Is a Koala a Bear?
Koalas certainly look like a bear. With their fluffy ears, big noses, and chunky bodies, they closely resemble the teddy bear toys that children love. However, koalas are not “bears”, they are a type of marsupial.
Marsupials are mammals that have a pouch. They give birth to very underdeveloped young that continue to grow in the pouch outside the womb. Real bears do not have a pouch and give birth to live, fully developed young.
How Are Koalas Related to Kangaroos?
They are both marsupials. This means that they share a common ancestor and are, therefore, closely related. Because of this ancestral link, koalas actually have more similarities to kangaroos and wombats than they do with bears.
Is Koala Endangered?
The Australian government has designated the koala bear as an endangered species. This is due to a sustained decline in their population as a result of climate change, deforestation, and serious bushfires that have resulted in habitat loss.
With their round faces, cute fluffy ears, and chunky noses, koalas are truly adorable creatures. Unique to the Australian continent, these remarkable animals have incredible biology and an unusual lifestyle.
Unlike most mammals, these bear-like marsupials live solely on a diet of leaves, which are so low in energy that they must sleep up to 18 hours a day!
Sadly, koala bears are under increasing pressure from the effect of climate change and human-induced habitat destruction.

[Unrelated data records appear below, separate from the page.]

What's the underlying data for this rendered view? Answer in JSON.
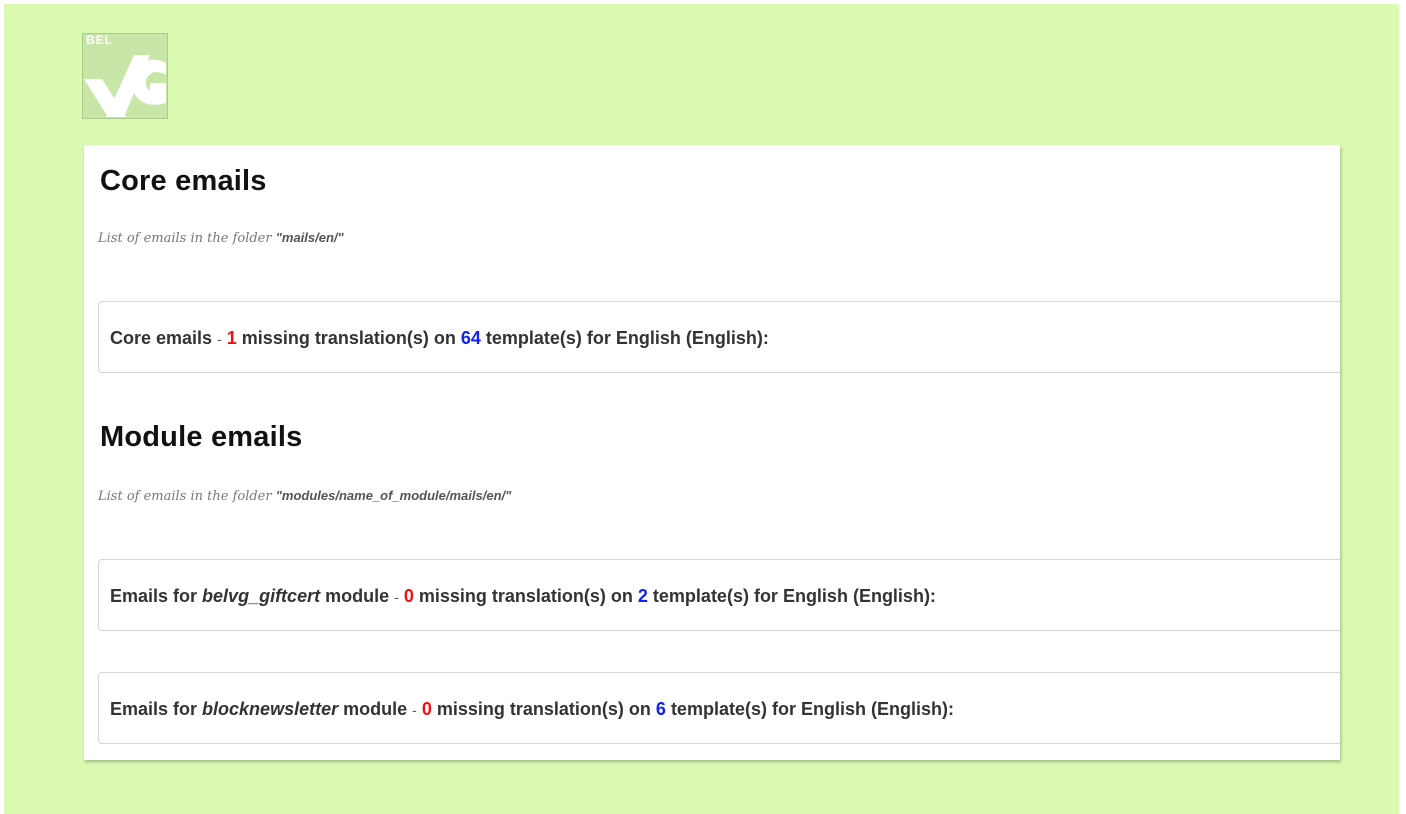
{
  "colors": {
    "background": "#d9fab0",
    "missing_count": "#ee1111",
    "template_count": "#1122ee"
  },
  "logo": {
    "text": "BEL",
    "icon": "belvg-logo-icon"
  },
  "core": {
    "title": "Core emails",
    "desc_prefix": "List of emails in the folder ",
    "desc_folder": "\"mails/en/\"",
    "rows": [
      {
        "label": "Core emails",
        "separator": "-",
        "missing": "1",
        "middle": "missing translation(s) on",
        "total": "64",
        "suffix": "template(s) for English (English):"
      }
    ]
  },
  "modules": {
    "title": "Module emails",
    "desc_prefix": "List of emails in the folder ",
    "desc_folder": "\"modules/name_of_module/mails/en/\"",
    "rows": [
      {
        "prefix": "Emails for",
        "module": "belvg_giftcert",
        "module_suffix": "module",
        "separator": "-",
        "missing": "0",
        "middle": "missing translation(s) on",
        "total": "2",
        "suffix": "template(s) for English (English):"
      },
      {
        "prefix": "Emails for",
        "module": "blocknewsletter",
        "module_suffix": "module",
        "separator": "-",
        "missing": "0",
        "middle": "missing translation(s) on",
        "total": "6",
        "suffix": "template(s) for English (English):"
      }
    ]
  }
}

Their numbers are decreasing rapidly, and they have now been designated an endangered species by some organizations.
If you would like to help these cuddly marsupials, you can contact the Australian Koala Foundation to find out more about their conservation efforts.